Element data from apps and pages
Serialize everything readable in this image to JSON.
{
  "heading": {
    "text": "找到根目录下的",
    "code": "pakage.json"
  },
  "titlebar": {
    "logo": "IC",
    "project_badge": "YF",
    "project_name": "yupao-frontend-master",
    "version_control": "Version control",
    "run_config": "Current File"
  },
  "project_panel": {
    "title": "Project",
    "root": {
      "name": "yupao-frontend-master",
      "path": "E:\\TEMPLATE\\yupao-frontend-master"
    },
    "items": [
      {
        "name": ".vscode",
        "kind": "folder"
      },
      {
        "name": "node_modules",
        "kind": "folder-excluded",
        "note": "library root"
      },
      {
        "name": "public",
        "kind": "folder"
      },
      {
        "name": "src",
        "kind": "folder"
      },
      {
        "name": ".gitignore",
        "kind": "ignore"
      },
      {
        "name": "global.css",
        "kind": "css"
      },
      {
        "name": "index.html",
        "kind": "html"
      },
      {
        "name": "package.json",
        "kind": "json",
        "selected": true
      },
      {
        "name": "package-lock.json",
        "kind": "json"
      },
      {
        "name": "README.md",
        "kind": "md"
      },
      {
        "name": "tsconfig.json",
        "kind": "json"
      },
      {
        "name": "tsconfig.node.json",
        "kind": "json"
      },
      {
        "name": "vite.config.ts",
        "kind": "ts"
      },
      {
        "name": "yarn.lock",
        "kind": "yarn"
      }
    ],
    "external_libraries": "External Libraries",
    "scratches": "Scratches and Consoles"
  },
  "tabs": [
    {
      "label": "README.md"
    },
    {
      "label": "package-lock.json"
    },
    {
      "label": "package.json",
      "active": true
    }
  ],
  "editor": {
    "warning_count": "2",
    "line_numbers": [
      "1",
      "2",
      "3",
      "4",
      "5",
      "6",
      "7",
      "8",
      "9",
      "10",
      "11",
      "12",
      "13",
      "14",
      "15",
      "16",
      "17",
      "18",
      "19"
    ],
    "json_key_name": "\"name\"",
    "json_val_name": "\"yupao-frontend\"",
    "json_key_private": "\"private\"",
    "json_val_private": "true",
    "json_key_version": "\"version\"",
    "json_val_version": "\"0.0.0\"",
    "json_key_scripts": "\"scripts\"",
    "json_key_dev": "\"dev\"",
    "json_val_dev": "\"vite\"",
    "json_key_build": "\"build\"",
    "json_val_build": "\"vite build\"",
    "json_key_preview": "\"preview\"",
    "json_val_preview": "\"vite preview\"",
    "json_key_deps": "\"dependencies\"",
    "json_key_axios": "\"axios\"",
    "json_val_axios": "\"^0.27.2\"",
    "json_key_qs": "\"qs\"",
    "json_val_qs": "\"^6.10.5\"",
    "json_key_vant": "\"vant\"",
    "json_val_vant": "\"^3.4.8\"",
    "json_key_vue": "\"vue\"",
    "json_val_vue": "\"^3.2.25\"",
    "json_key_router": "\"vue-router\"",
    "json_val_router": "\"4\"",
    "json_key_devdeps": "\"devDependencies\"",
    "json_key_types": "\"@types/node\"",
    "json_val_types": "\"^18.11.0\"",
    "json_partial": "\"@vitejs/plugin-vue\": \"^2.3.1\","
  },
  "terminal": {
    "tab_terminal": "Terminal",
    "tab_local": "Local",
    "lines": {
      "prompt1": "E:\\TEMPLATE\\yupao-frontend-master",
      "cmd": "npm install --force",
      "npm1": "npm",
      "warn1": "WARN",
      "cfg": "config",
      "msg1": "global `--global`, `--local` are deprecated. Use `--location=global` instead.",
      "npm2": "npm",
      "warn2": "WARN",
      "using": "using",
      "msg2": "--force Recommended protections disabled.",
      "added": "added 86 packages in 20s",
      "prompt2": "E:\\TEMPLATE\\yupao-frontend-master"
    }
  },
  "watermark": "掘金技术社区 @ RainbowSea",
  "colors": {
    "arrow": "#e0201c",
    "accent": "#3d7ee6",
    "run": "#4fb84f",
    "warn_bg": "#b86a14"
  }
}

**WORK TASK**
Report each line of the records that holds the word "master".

**FINISHED EXERCISE**
    "project_name": "yupao-frontend-master",
      "name": "yupao-frontend-master",
      "path": "E:\\TEMPLATE\\yupao-frontend-master"
      "prompt1": "E:\\TEMPLATE\\yupao-frontend-master",
      "prompt2": "E:\\TEMPLATE\\yupao-frontend-master"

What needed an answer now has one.